Description of the task: Look for the word "content" in the material below. Copy each line that has it.

** Opening Supplied entries block **

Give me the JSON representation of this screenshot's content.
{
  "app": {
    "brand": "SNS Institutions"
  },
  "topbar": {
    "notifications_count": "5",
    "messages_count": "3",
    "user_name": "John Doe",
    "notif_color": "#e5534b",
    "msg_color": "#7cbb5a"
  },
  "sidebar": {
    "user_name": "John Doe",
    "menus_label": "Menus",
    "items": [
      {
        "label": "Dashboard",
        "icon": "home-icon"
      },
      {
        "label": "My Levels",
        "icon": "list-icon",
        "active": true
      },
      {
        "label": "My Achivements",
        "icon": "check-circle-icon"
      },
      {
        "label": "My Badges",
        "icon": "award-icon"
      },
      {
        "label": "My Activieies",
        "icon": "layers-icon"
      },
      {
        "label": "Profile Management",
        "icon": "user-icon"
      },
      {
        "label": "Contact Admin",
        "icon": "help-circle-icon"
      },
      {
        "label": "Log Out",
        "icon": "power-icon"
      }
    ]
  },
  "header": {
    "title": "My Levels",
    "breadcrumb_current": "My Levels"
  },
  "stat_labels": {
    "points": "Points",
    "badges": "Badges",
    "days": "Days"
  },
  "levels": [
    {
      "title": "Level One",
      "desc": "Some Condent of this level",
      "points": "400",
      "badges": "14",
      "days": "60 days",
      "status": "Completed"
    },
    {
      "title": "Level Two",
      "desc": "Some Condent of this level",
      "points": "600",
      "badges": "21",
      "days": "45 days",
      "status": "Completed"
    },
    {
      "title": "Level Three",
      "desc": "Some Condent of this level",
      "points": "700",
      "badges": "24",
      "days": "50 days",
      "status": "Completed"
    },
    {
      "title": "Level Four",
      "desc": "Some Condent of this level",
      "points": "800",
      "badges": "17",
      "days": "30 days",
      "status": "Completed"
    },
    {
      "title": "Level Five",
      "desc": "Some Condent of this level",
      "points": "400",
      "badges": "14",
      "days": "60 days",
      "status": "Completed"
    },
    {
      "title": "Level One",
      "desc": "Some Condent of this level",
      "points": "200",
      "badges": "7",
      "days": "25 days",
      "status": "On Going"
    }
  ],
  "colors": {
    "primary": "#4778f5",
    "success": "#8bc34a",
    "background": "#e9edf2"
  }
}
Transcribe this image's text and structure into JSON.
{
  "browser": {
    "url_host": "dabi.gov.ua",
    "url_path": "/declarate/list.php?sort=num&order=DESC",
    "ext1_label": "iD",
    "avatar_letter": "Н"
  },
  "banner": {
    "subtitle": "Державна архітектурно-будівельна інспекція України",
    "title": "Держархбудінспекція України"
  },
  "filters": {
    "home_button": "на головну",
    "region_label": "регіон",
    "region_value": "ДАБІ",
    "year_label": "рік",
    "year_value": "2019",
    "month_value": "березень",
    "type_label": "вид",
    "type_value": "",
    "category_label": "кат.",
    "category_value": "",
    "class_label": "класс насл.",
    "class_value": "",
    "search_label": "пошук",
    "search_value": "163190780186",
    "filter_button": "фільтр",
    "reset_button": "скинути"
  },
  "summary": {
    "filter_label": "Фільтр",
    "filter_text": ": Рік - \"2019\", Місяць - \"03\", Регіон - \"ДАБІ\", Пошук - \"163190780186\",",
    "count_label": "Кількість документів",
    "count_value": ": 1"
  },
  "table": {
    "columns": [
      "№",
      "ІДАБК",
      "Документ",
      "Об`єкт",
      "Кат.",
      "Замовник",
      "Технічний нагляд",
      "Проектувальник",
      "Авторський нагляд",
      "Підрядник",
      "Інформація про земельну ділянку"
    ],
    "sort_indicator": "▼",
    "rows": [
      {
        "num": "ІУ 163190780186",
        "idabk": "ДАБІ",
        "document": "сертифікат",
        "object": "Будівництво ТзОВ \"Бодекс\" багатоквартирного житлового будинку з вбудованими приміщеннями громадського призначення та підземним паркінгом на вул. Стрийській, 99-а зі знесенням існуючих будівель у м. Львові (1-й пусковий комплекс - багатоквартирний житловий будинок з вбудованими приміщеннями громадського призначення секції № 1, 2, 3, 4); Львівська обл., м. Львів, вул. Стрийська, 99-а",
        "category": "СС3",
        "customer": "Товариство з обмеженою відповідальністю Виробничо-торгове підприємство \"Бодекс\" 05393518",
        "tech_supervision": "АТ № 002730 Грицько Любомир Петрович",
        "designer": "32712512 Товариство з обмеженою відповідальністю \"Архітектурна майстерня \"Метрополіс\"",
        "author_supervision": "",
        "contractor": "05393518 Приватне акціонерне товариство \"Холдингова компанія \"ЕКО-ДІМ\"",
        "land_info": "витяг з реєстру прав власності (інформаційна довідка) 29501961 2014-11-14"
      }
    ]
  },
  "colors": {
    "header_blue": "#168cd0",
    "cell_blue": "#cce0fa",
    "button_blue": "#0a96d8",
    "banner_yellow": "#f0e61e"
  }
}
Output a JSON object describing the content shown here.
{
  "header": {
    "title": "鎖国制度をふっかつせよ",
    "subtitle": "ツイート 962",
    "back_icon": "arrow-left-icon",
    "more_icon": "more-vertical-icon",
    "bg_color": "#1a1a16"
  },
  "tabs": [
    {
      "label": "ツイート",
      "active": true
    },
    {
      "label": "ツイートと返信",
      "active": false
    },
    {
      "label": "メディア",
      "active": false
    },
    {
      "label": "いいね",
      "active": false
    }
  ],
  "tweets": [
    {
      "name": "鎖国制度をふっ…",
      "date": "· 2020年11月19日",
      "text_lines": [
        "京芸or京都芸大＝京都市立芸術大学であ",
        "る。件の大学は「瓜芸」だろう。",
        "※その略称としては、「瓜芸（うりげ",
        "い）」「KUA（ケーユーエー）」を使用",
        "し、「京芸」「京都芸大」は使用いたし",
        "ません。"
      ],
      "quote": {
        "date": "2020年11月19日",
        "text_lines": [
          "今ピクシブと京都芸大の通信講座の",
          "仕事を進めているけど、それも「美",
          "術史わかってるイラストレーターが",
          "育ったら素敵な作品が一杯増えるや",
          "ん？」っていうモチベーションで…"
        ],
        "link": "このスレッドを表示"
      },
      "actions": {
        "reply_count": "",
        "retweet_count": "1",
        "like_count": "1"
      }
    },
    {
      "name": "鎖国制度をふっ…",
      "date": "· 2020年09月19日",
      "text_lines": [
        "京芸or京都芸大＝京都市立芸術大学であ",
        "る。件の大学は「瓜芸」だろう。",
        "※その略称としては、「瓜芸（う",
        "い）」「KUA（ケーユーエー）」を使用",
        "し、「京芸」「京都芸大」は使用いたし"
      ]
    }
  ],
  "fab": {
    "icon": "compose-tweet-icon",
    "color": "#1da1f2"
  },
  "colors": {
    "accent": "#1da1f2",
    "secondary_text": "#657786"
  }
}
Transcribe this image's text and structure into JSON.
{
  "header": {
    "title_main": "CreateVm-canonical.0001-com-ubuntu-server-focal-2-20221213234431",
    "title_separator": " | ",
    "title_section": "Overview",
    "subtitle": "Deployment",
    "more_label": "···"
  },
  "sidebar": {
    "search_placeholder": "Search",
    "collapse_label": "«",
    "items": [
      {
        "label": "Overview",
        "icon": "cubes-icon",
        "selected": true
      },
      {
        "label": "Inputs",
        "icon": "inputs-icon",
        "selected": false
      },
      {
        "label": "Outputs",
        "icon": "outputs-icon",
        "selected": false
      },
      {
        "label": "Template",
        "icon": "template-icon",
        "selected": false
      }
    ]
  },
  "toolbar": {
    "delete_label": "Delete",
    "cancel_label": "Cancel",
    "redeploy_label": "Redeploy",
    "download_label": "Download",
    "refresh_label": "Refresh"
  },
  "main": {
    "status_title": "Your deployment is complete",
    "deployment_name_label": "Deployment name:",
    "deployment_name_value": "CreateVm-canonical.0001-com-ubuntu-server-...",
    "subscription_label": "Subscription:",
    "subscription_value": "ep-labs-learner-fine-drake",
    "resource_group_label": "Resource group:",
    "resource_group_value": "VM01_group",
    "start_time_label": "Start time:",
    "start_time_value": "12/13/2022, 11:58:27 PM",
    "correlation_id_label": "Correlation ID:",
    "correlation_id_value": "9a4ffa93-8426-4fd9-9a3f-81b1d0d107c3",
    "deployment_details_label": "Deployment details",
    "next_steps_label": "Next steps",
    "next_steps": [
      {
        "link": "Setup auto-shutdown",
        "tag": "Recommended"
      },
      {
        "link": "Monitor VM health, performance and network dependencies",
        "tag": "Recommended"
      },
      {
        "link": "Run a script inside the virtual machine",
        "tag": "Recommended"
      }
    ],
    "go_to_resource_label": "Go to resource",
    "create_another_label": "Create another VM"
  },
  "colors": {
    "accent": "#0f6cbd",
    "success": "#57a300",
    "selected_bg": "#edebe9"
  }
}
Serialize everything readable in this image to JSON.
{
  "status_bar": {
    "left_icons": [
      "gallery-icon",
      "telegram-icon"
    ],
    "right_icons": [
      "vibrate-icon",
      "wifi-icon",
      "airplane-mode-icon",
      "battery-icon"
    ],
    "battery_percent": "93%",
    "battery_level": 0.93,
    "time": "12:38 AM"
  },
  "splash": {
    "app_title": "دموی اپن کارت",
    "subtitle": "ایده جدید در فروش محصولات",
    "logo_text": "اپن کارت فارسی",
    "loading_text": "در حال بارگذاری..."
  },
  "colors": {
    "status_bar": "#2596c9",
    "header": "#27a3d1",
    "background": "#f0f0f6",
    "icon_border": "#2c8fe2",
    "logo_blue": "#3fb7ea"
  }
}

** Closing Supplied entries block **

Final answer:
Give me the JSON representation of this screenshot's content.
Output a JSON object describing the content shown here.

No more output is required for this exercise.